This post — written by a colleague — should have been posted on Friday, May 7th. For a several reasons, it was not posted. However, the point the author makes is still valid.
There were plenty of articles and comments over the past few days stating that once again DHS did not fulfill its responsibilities of keeping bad people out of an otherwise sterile security environment.
As the story goes, DHS is to be blamed for allowing the Times Square bomber, Faisal Shahzad, to board the plane thus putting the flight at risk or allowing him the opportunity to make an escape to freedom. Unfortunately, in most instances DHS has become the Nation’s equivalent of an inflatable punching bag when all manner of safety and security activities go awry. Such criticism is offered by the politically disingenuous intelligencia and easily accepted by the media and uninformed masses.

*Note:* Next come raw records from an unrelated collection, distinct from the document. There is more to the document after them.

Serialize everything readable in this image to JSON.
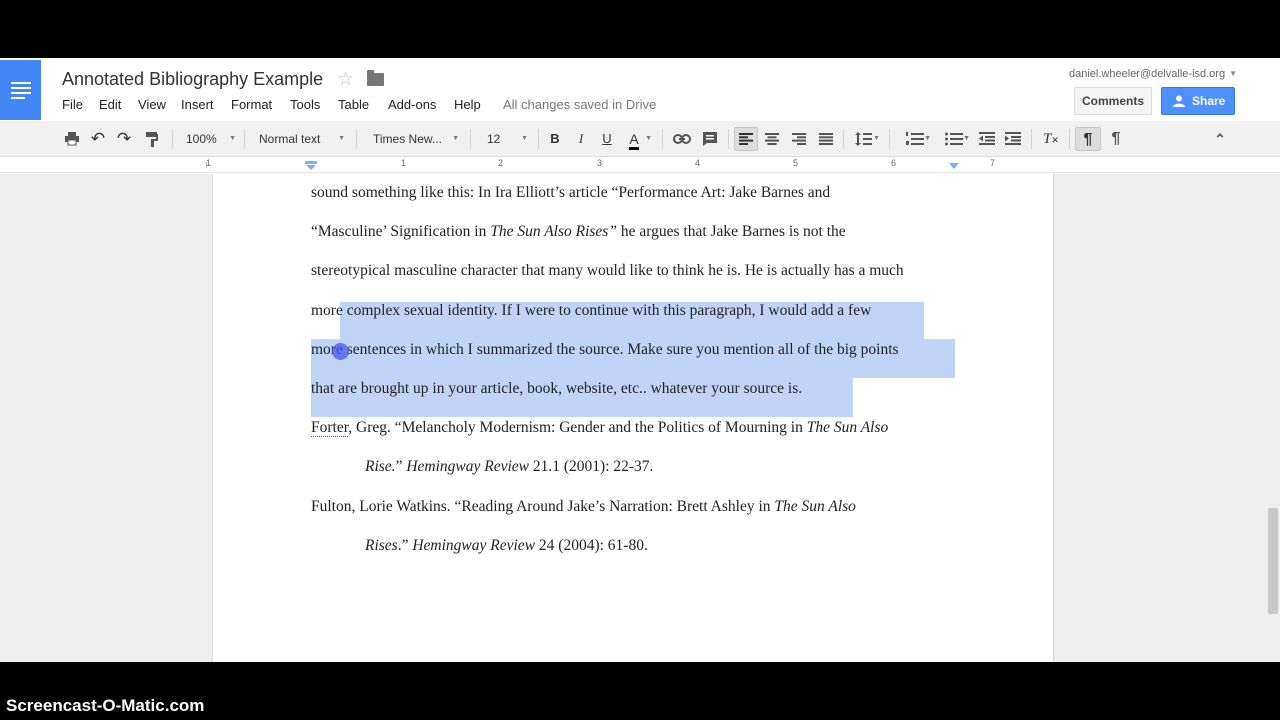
{
  "app": {
    "title": "Annotated Bibliography Example",
    "saved_status": "All changes saved in Drive",
    "user_email": "daniel.wheeler@delvalle-isd.org",
    "accent_color": "#4285f4"
  },
  "menu": [
    "File",
    "Edit",
    "View",
    "Insert",
    "Format",
    "Tools",
    "Table",
    "Add-ons",
    "Help"
  ],
  "buttons": {
    "comments": "Comments",
    "share": "Share"
  },
  "toolbar": {
    "zoom": "100%",
    "style": "Normal text",
    "font": "Times New...",
    "font_size": "12",
    "bold": "B",
    "italic": "I",
    "underline": "U",
    "text_color": "A"
  },
  "ruler_numbers": [
    "1",
    "1",
    "2",
    "3",
    "4",
    "5",
    "6",
    "7"
  ],
  "document": {
    "para_lines": [
      "sound something like this:  In Ira Elliott’s article “Performance Art: Jake Barnes and",
      "“Masculine’ Signification in ",
      "The Sun Also Rises”",
      " he argues that Jake Barnes is not the",
      "stereotypical masculine character that many would like to think he is. He is actually has a much",
      "more complex sexual identity. If I were to continue with this paragraph, I would add a few",
      "more sentences in which I summarized the source. Make sure you mention all of the big points",
      "that are brought up in your article, book, website, etc.. whatever your source is."
    ],
    "citations": [
      {
        "line1_a": "Forter",
        "line1_b": ", Greg. “Melancholy Modernism: Gender and the Politics of Mourning in ",
        "line1_i": "The Sun Also",
        "line2_i1": "Rise.",
        "line2_a": "” ",
        "line2_i2": "Hemingway Review",
        "line2_b": " 21.1 (2001): 22-37."
      },
      {
        "line1_b": "Fulton, Lorie Watkins. “Reading Around Jake’s Narration: Brett Ashley in ",
        "line1_i": "The Sun Also",
        "line2_i1": "Rises",
        "line2_a": ".” ",
        "line2_i2": "Hemingway Review",
        "line2_b": " 24 (2004): 61-80."
      }
    ]
  },
  "watermark": "Screencast-O-Matic.com"
}
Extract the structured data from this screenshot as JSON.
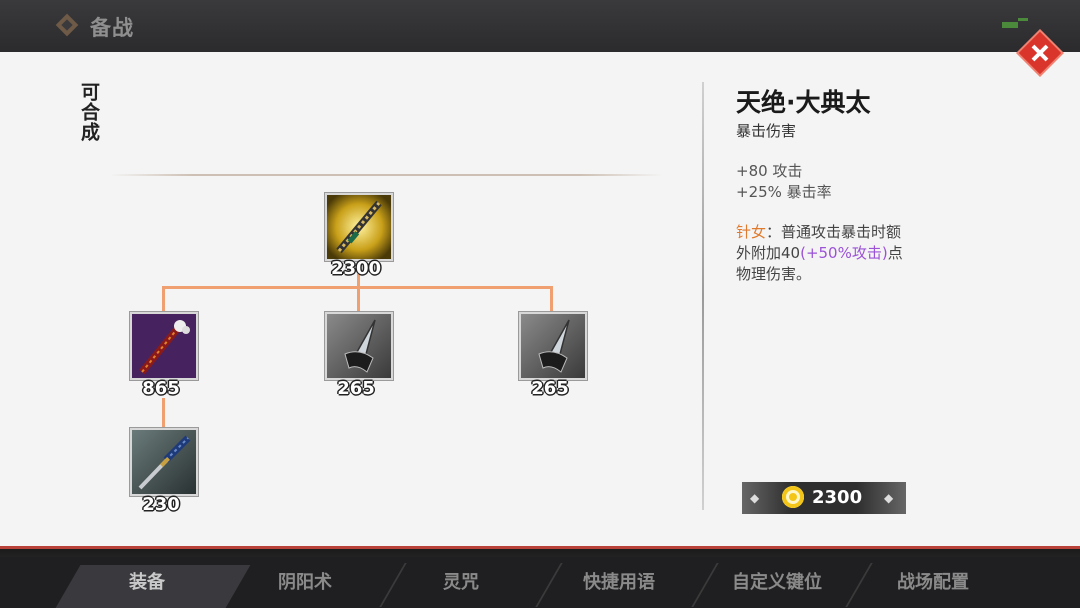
{
  "header": {
    "title": "备战"
  },
  "panel": {
    "craftable_label": "可合成"
  },
  "tree": {
    "root": {
      "price": "2300",
      "icon": "golden-katana-icon"
    },
    "level1": [
      {
        "price": "865",
        "icon": "purple-bone-sword-icon"
      },
      {
        "price": "265",
        "icon": "dagger-blade-icon"
      },
      {
        "price": "265",
        "icon": "dagger-blade-icon"
      }
    ],
    "level2": [
      {
        "price": "230",
        "icon": "blue-katana-icon"
      }
    ]
  },
  "detail": {
    "name": "天绝·大典太",
    "subtitle": "暴击伤害",
    "stats": [
      "+80 攻击",
      "+25% 暴击率"
    ],
    "passive_owner": "针女",
    "passive_text_1": "：普通攻击暴击时额外附加40",
    "passive_scale": "(+50%攻击)",
    "passive_text_2": "点物理伤害。",
    "cost": "2300"
  },
  "tabs": [
    {
      "label": "装备"
    },
    {
      "label": "阴阳术"
    },
    {
      "label": "灵咒"
    },
    {
      "label": "快捷用语"
    },
    {
      "label": "自定义键位"
    },
    {
      "label": "战场配置"
    }
  ],
  "colors": {
    "accent_red": "#d9352b",
    "connector": "#f0a070",
    "passive_owner": "#e07a2d",
    "passive_scale": "#9b52d6",
    "coin": "#f3c518"
  }
}
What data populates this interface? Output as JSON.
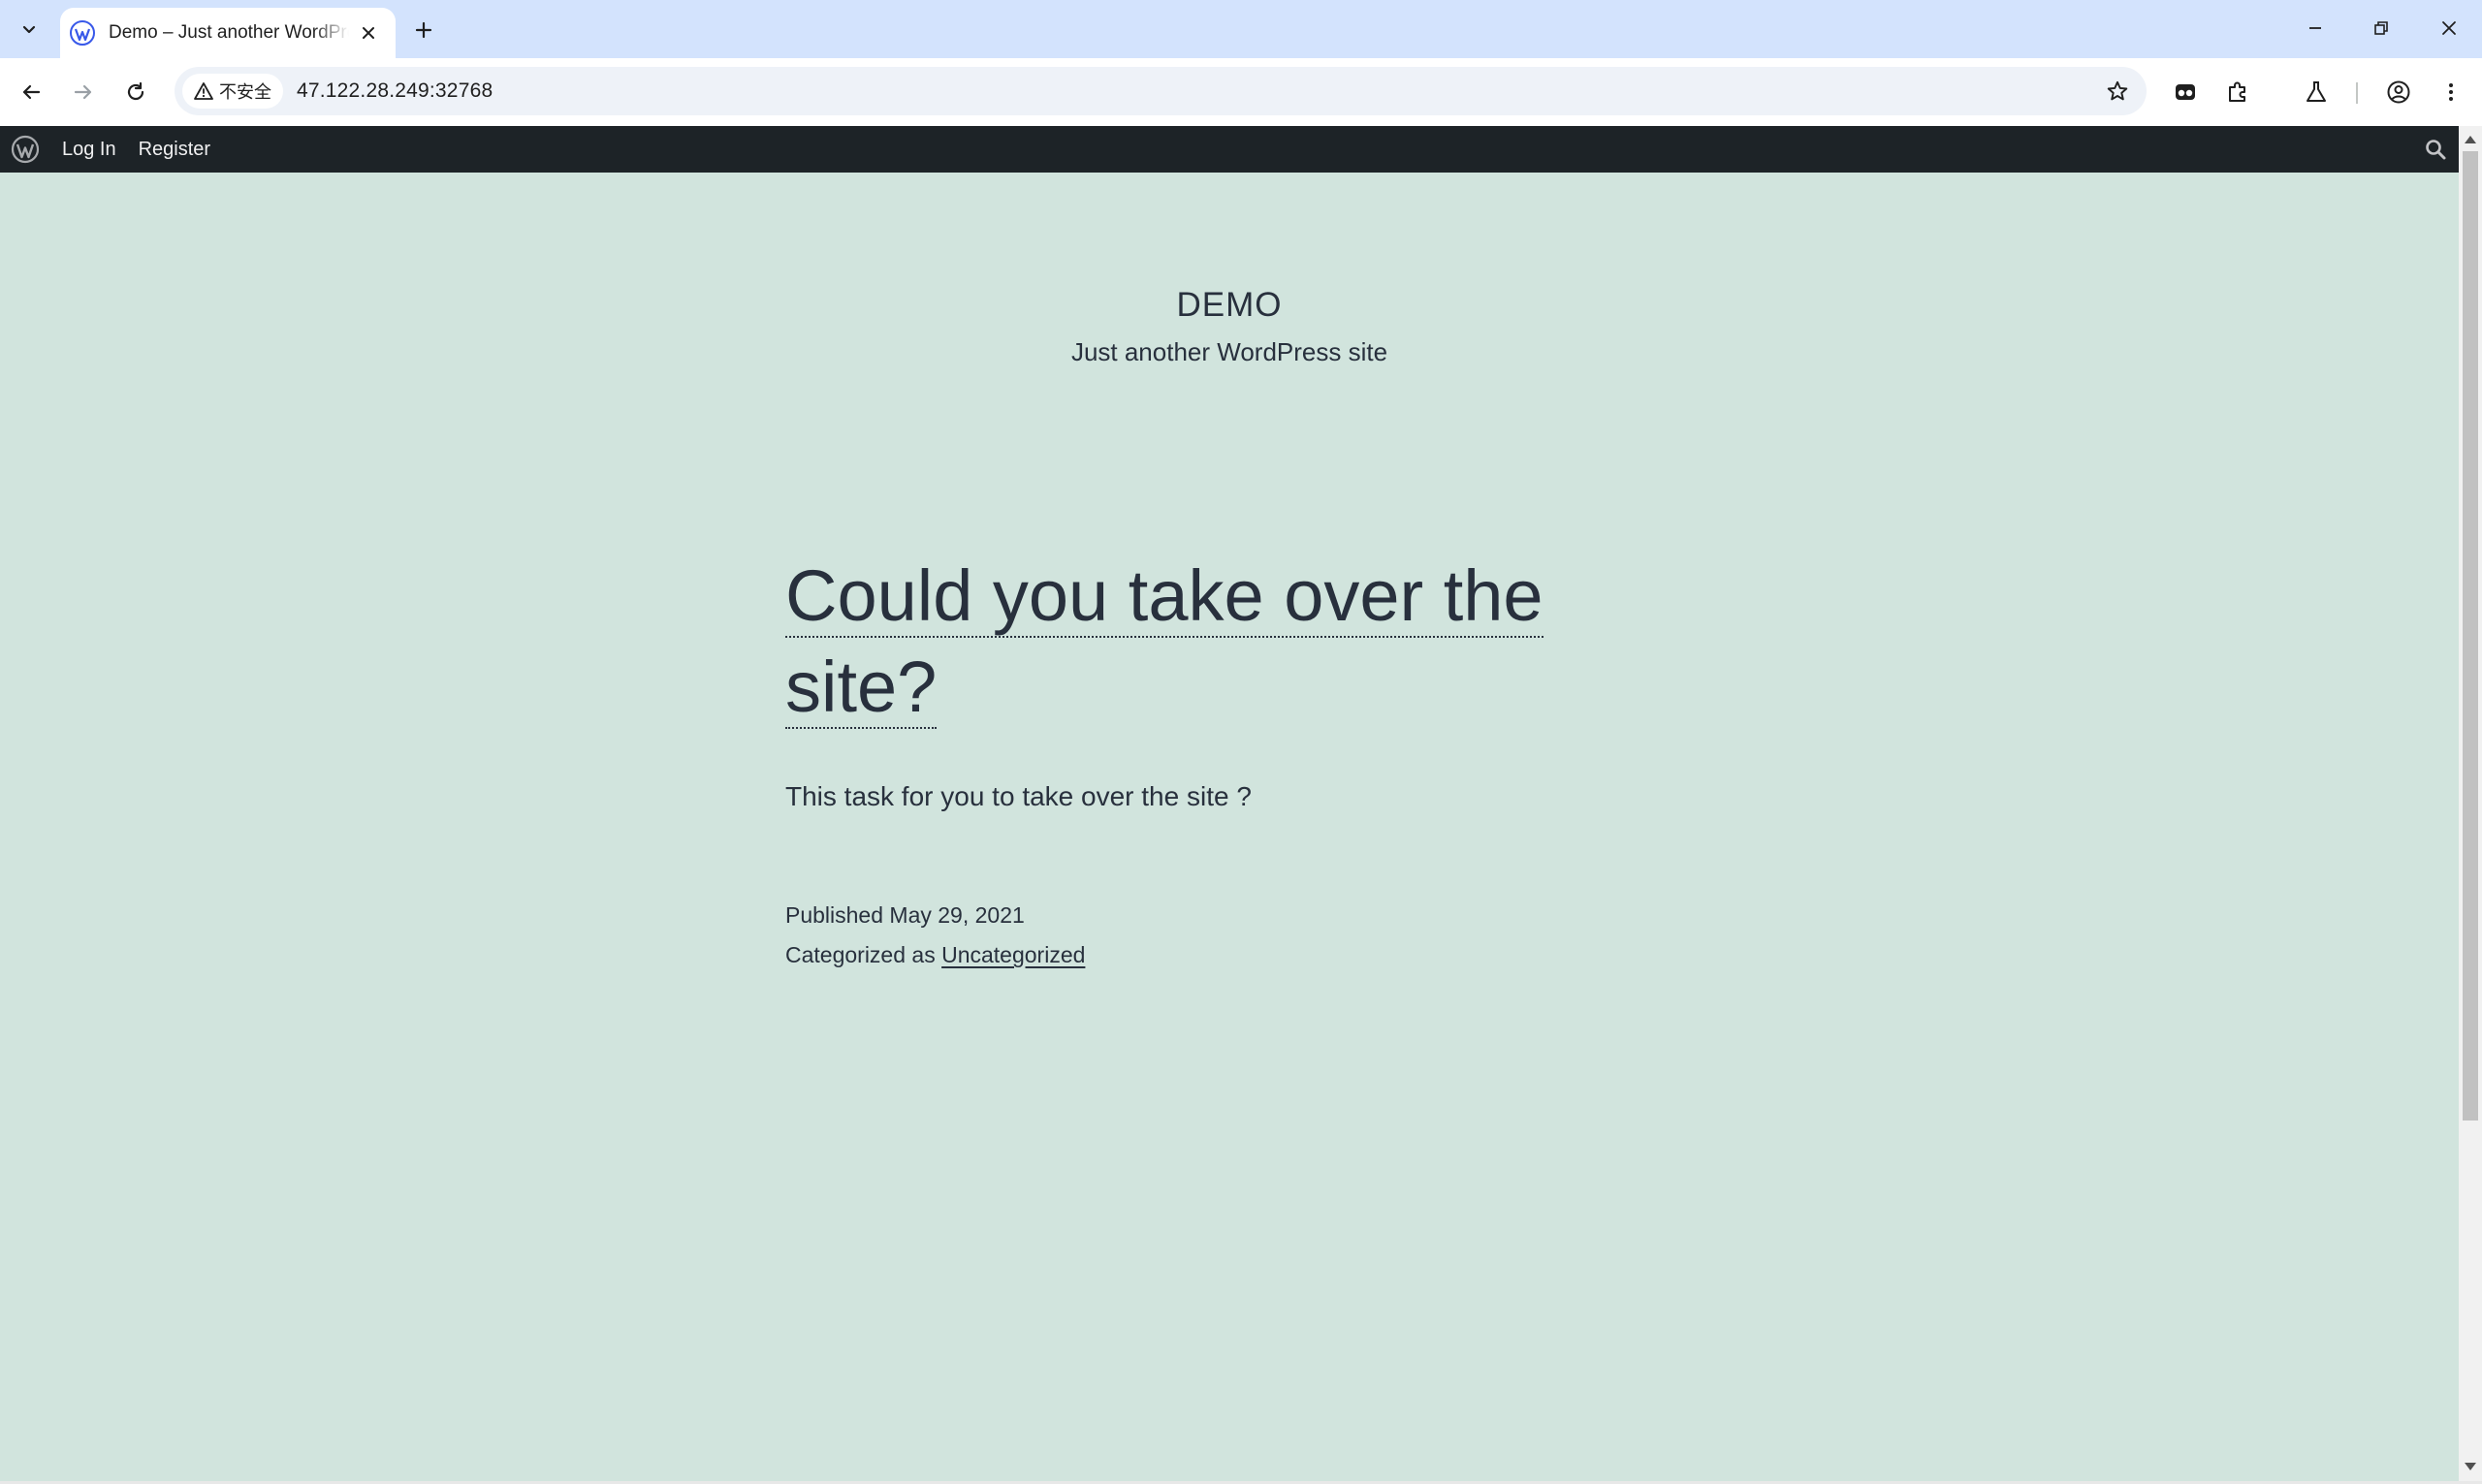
{
  "browser": {
    "tab": {
      "title": "Demo – Just another WordPress site"
    },
    "toolbar": {
      "security_label": "不安全",
      "url": "47.122.28.249:32768"
    }
  },
  "admin_bar": {
    "login_label": "Log In",
    "register_label": "Register"
  },
  "site": {
    "title": "DEMO",
    "description": "Just another WordPress site"
  },
  "post": {
    "title_line1": "Could you take over the",
    "title_line2": "site?",
    "body": "This task for you to take over the site ?",
    "published": "Published May 29, 2021",
    "categorized_prefix": "Categorized as ",
    "category": "Uncategorized"
  },
  "colors": {
    "page_background": "#d1e4dd",
    "admin_bar": "#1d2327",
    "text": "#28303d",
    "tabstrip": "#d3e3fd"
  }
}
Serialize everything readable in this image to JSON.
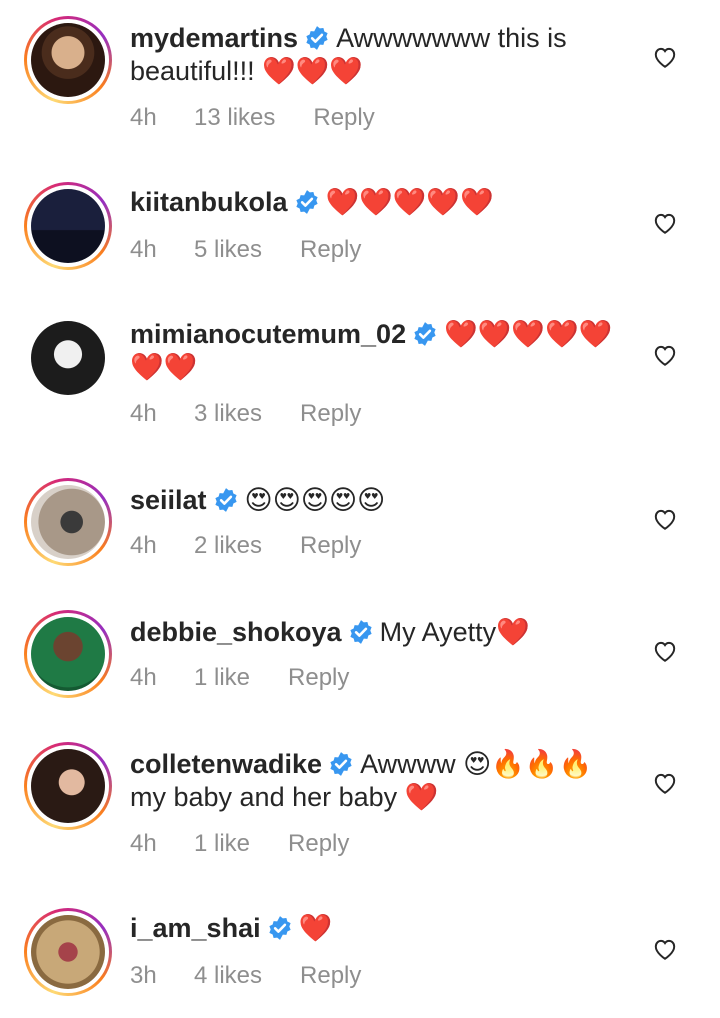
{
  "colors": {
    "verified": "#3897f0",
    "meta": "#8e8e8e",
    "heart": "#e0245e"
  },
  "comments": [
    {
      "username": "mydemartins",
      "text": "Awwwwwww this is beautiful!!! ❤️❤️❤️",
      "time": "4h",
      "likes": "13 likes",
      "reply": "Reply"
    },
    {
      "username": "kiitanbukola",
      "text": "❤️❤️❤️❤️❤️",
      "time": "4h",
      "likes": "5 likes",
      "reply": "Reply"
    },
    {
      "username": "mimianocutemum_02",
      "text": "❤️❤️❤️❤️❤️❤️❤️",
      "time": "4h",
      "likes": "3 likes",
      "reply": "Reply"
    },
    {
      "username": "seiilat",
      "text": "😍😍😍😍😍",
      "time": "4h",
      "likes": "2 likes",
      "reply": "Reply"
    },
    {
      "username": "debbie_shokoya",
      "text": "My Ayetty❤️",
      "time": "4h",
      "likes": "1 like",
      "reply": "Reply"
    },
    {
      "username": "colletenwadike",
      "text": "Awwww 😍🔥🔥🔥 my baby and her baby ❤️",
      "time": "4h",
      "likes": "1 like",
      "reply": "Reply"
    },
    {
      "username": "i_am_shai",
      "text": "❤️",
      "time": "3h",
      "likes": "4 likes",
      "reply": "Reply"
    }
  ]
}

Might there be another way to assess the situation?
Suppose there were compelling intelligence collection, investigative, and prosecutorial reasons to allow the suspect to continue with his plan (attempting to depart the country) up until he was about to leave a “positively controlled” environment.
During Tuesday’s press conference, AG Holder responded to the “did Shahzad almost get away” question by stating “I was aware of the tracking that was going on and was never in fear of losing him.”
Might this be another example of the intelligence collection-safeguarding society-prosecutorial discretion tension that occurs almost daily when trying to assess whether to arrest and shut down activities perceived to be related to terrorism, contrasted to the need to allow the bad actors to continue with their plans for purposes of gaining a better contextual understanding of the plot and associated conspirators?
Or, as Paul Harvey suggests, possibly there is more to the story than meets the eye: FBI Team ‘Lost’ Suspected Times Square Bomber During Crucial Hours
In either case, whether this was a well orchestrated intelligence collection operation or, as the web article above notes, the FBI did lose Shahzad in the waning hours of the manhunt, it appears DHS should be praised, not excoriated, for being an effective safeguard of last resort.
As the article notes, Shahzad was first added to the no fly list at noon on Monday (May 3rd). A decision and job not of DHS’ doing.
Once DHS officials became aware he was on the plane, based on a routine check of the flight manifest by CBP officials, procedures were followed and the system was implemented as designed.
Maybe this incident has highlighted how the DHS should be viewed in most safety and security settings: the Nation’s safeguard of last resort.